Danish-Cambodian forestry project wins prestigious UN prize at COP21
A collaborative project between the University of Copenhagen, a Cambodian IT company, the international development organisation Danmission and their Cambodian partner, the Prey Lang Community Network (PLCN), were awarded the UN Equator Prize in front of 1,800 people at the Parisian theatre Mogador during COP21 last night.
The Prey Lang forest in northeastern Cambodia is the last big evergreen forest in Southeast Asia. It is the size of Zealand and home to at least 20 endangered plant species and 27 endangered animal species. It supplies the livelihood for over 200,000 local Cambodians.
Tree species found in the forest like teak and rosewood are coveted by illegal loggers.
The joint Danish/Cambodian initiative is attempting to fight the loggers. Local activists armed with mobile phones and a special app keep track of valuable trees in the forest and report on illegal logging.
Activists use the app to provide GPS co-ordinates for the rare and valuable trees and plants they find in patrols through Prey Long. The data provides an overview of the parts of the forest that are particularly worth protecting and helps document illegal logging.
“The prize allows us to focus on the problems in Prey Long, not just for the people of Cambodia, but also the global environment,” Danmission consultant Christina Dahl told DR Knowledge.
Dahl said the aim is to increase networking in Cambodia and among other indigenous people and decision-makers fighting illegal logging around the world.
“It is very important we help our partners to make contact with other like-minded people, so they have greater political clout,” said Dahl.
“They can learn from the experiences of others to fight for the environment and their rights.”
The app is also an effective tool to help combat corrupt officials who often co-operate with and are payed off by illegal loggers.
Where high tech meets the natural world
The app first became operational in January of this year.
“Previously, it was costly to get people together so they could share information – this tool has changed that,” Dahl said.

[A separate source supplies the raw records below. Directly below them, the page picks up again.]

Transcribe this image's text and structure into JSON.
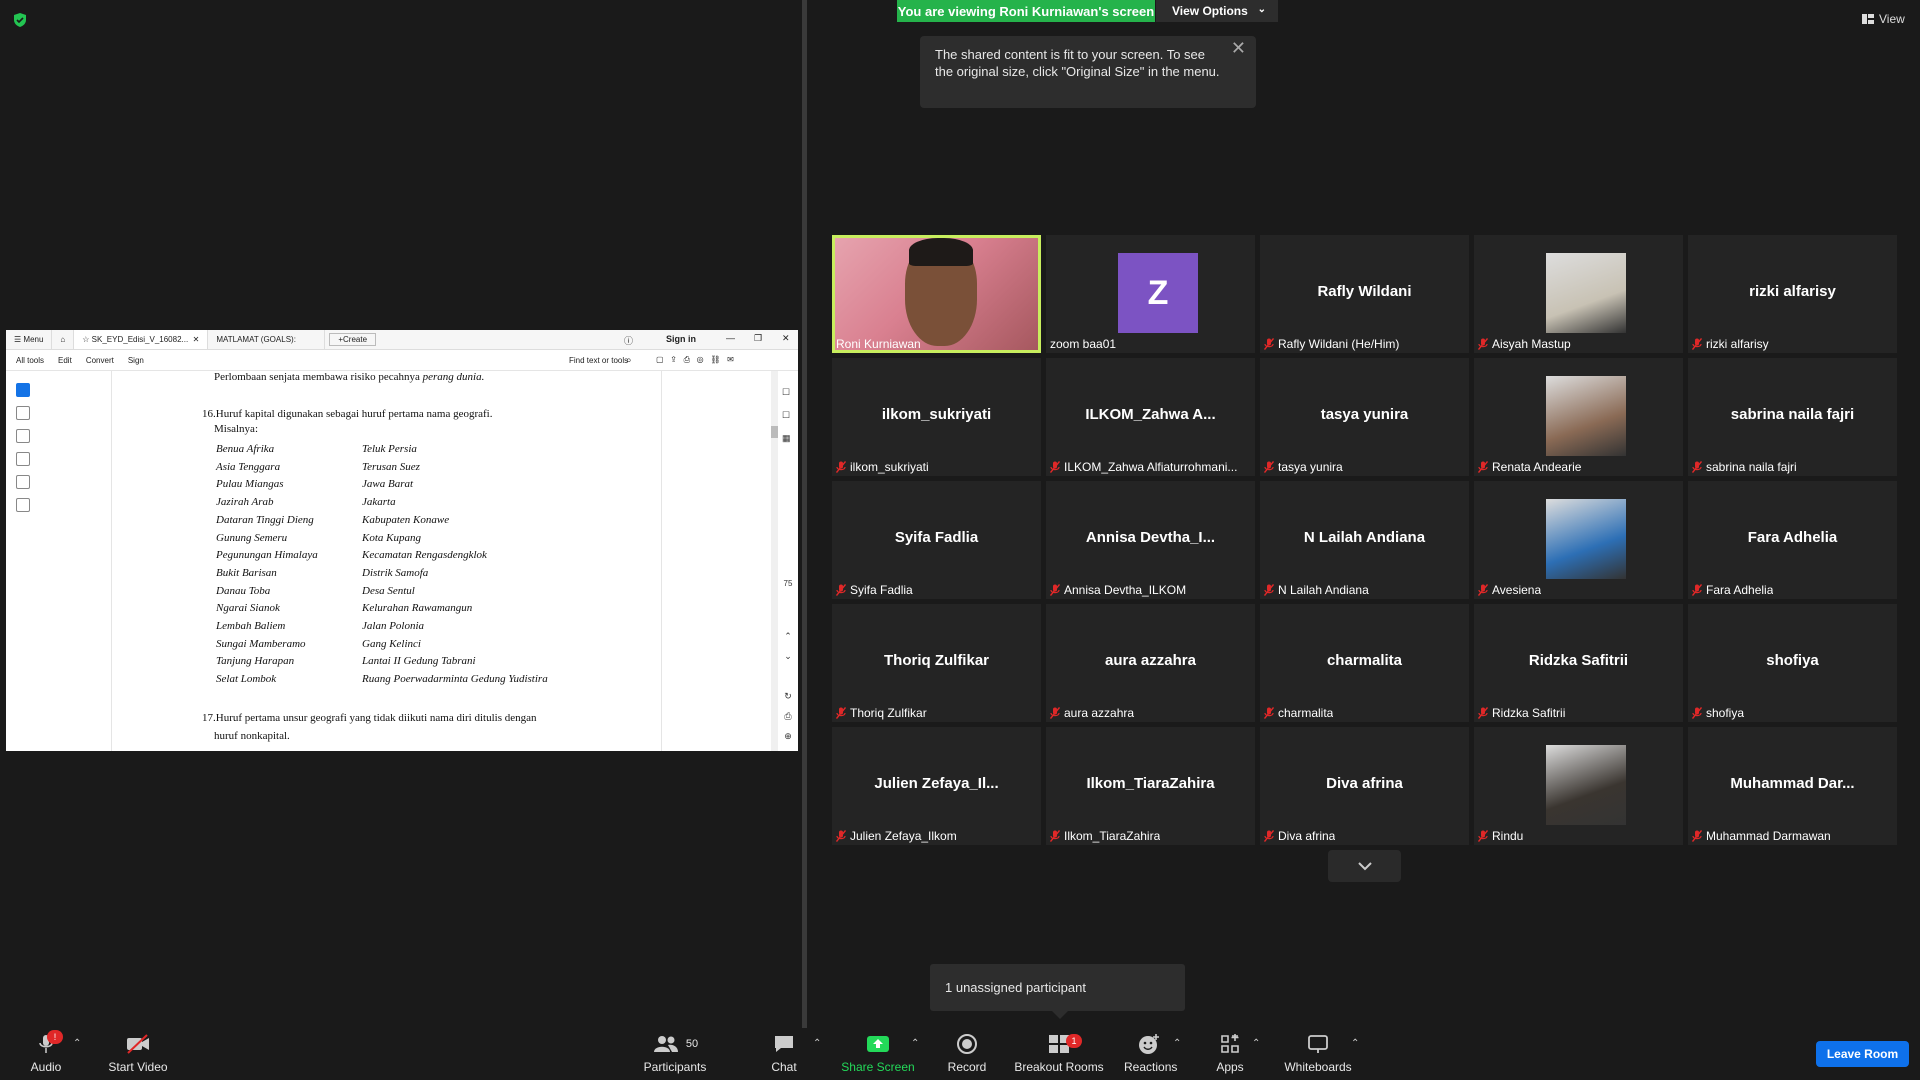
{
  "banner": {
    "viewing": "You are viewing Roni Kurniawan's screen",
    "view_options": "View Options"
  },
  "tooltip": {
    "text": "The shared content is fit to your screen. To see the original size, click \"Original Size\" in the menu."
  },
  "top_right": {
    "view": "View"
  },
  "shared_window": {
    "tabs": [
      "Menu",
      "SK_EYD_Edisi_V_16082...",
      "MATLAMAT (GOALS):",
      "Create"
    ],
    "sign_in": "Sign in",
    "menu_items": [
      "All tools",
      "Edit",
      "Convert",
      "Sign"
    ],
    "find": "Find text or tools",
    "page_num": "75",
    "doc": {
      "line0_plain": "Perlombaan senjata membawa risiko pecahnya ",
      "line0_italic": "perang dunia.",
      "rule16": "16.Huruf kapital digunakan sebagai huruf pertama nama geografi.",
      "misalnya": "Misalnya:",
      "left_col": [
        "Benua Afrika",
        "Asia Tenggara",
        "Pulau Miangas",
        "Jazirah Arab",
        "Dataran Tinggi Dieng",
        "Gunung Semeru",
        "Pegunungan Himalaya",
        "Bukit Barisan",
        "Danau Toba",
        "Ngarai Sianok",
        "Lembah Baliem",
        "Sungai Mamberamo",
        "Tanjung Harapan",
        "Selat Lombok"
      ],
      "right_col": [
        "Teluk Persia",
        "Terusan Suez",
        "Jawa Barat",
        "Jakarta",
        "Kabupaten Konawe",
        "Kota Kupang",
        "Kecamatan Rengasdengklok",
        "Distrik Samofa",
        "Desa Sentul",
        "Kelurahan Rawamangun",
        "Jalan Polonia",
        "Gang Kelinci",
        "Lantai II Gedung Tabrani",
        "Ruang Poerwadarminta Gedung Yudistira"
      ],
      "rule17a": "17.Huruf pertama unsur geografi yang tidak diikuti nama diri ditulis dengan",
      "rule17b": "huruf nonkapital."
    }
  },
  "participants": [
    {
      "big": "",
      "caption": "Roni Kurniawan",
      "muted": false,
      "video": "face",
      "active": true
    },
    {
      "big": "",
      "caption": "zoom baa01",
      "muted": false,
      "video": "letter",
      "letter": "Z"
    },
    {
      "big": "Rafly Wildani",
      "caption": "Rafly Wildani (He/Him)",
      "muted": true
    },
    {
      "big": "",
      "caption": "Aisyah Mastup",
      "muted": true,
      "video": "photo",
      "color": "#c8c2b4"
    },
    {
      "big": "rizki alfarisy",
      "caption": "rizki alfarisy",
      "muted": true
    },
    {
      "big": "ilkom_sukriyati",
      "caption": "ilkom_sukriyati",
      "muted": true
    },
    {
      "big": "ILKOM_Zahwa  A...",
      "caption": "ILKOM_Zahwa Alfiaturrohmani...",
      "muted": true
    },
    {
      "big": "tasya yunira",
      "caption": "tasya yunira",
      "muted": true
    },
    {
      "big": "",
      "caption": "Renata Andearie",
      "muted": true,
      "video": "photo",
      "color": "#8a6a55"
    },
    {
      "big": "sabrina naila fajri",
      "caption": "sabrina naila fajri",
      "muted": true
    },
    {
      "big": "Syifa Fadlia",
      "caption": "Syifa Fadlia",
      "muted": true
    },
    {
      "big": "Annisa  Devtha_I...",
      "caption": "Annisa Devtha_ILKOM",
      "muted": true
    },
    {
      "big": "N Lailah Andiana",
      "caption": "N Lailah Andiana",
      "muted": true
    },
    {
      "big": "",
      "caption": "Avesiena",
      "muted": true,
      "video": "photo",
      "color": "#2d6fb5"
    },
    {
      "big": "Fara Adhelia",
      "caption": "Fara Adhelia",
      "muted": true
    },
    {
      "big": "Thoriq Zulfikar",
      "caption": "Thoriq Zulfikar",
      "muted": true
    },
    {
      "big": "aura azzahra",
      "caption": "aura azzahra",
      "muted": true
    },
    {
      "big": "charmalita",
      "caption": "charmalita",
      "muted": true
    },
    {
      "big": "Ridzka Safitrii",
      "caption": "Ridzka Safitrii",
      "muted": true
    },
    {
      "big": "shofiya",
      "caption": "shofiya",
      "muted": true
    },
    {
      "big": "Julien  Zefaya_Il...",
      "caption": "Julien Zefaya_Ilkom",
      "muted": true
    },
    {
      "big": "Ilkom_TiaraZahira",
      "caption": "Ilkom_TiaraZahira",
      "muted": true
    },
    {
      "big": "Diva afrina",
      "caption": "Diva afrina",
      "muted": true
    },
    {
      "big": "",
      "caption": "Rindu",
      "muted": true,
      "video": "photo",
      "color": "#3a3530"
    },
    {
      "big": "Muhammad  Dar...",
      "caption": "Muhammad Darmawan",
      "muted": true
    }
  ],
  "unassigned": "1 unassigned participant",
  "toolbar": {
    "audio": "Audio",
    "start_video": "Start Video",
    "participants": "Participants",
    "participants_count": "50",
    "chat": "Chat",
    "share_screen": "Share Screen",
    "record": "Record",
    "breakout": "Breakout Rooms",
    "breakout_badge": "1",
    "audio_badge": "!",
    "reactions": "Reactions",
    "apps": "Apps",
    "whiteboards": "Whiteboards",
    "leave": "Leave Room"
  },
  "colors": {
    "share_green": "#23d959",
    "leave_blue": "#0e71eb",
    "active_speaker": "#c8ee5e",
    "mute_red": "#e02828"
  }
}
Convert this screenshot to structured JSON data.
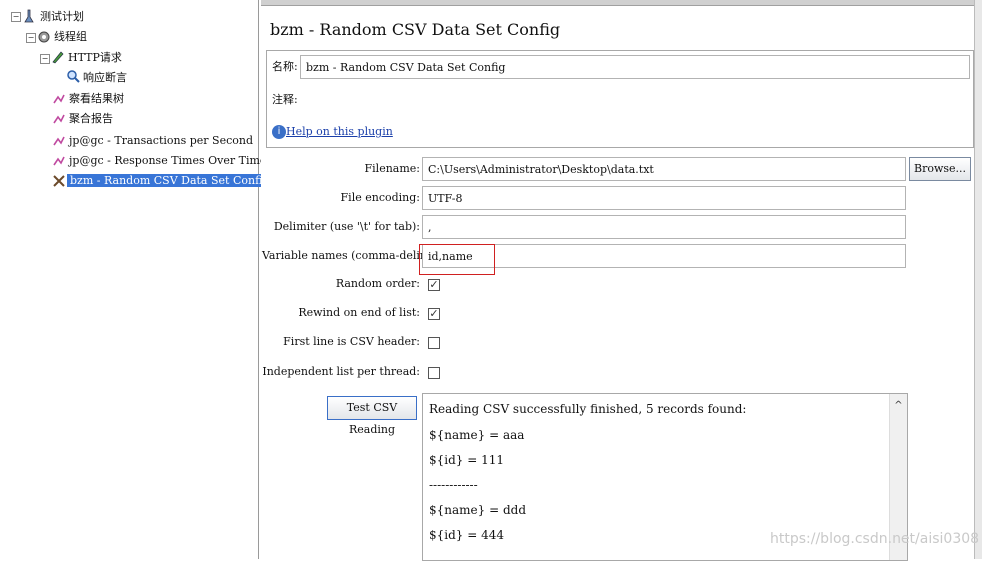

The 400 PLCN activists use a total of 35 phones to patrol Prey Lang. Although wireless signals are virtually nonexistent in the forest, the app is designed to store information and co-ordinates until the phone can connect to the internet and upload the information to a database.
“When everything is running smoothly with the app, it can show illegal logging hotspots on a weekly basis, and those areas can be patrolled.”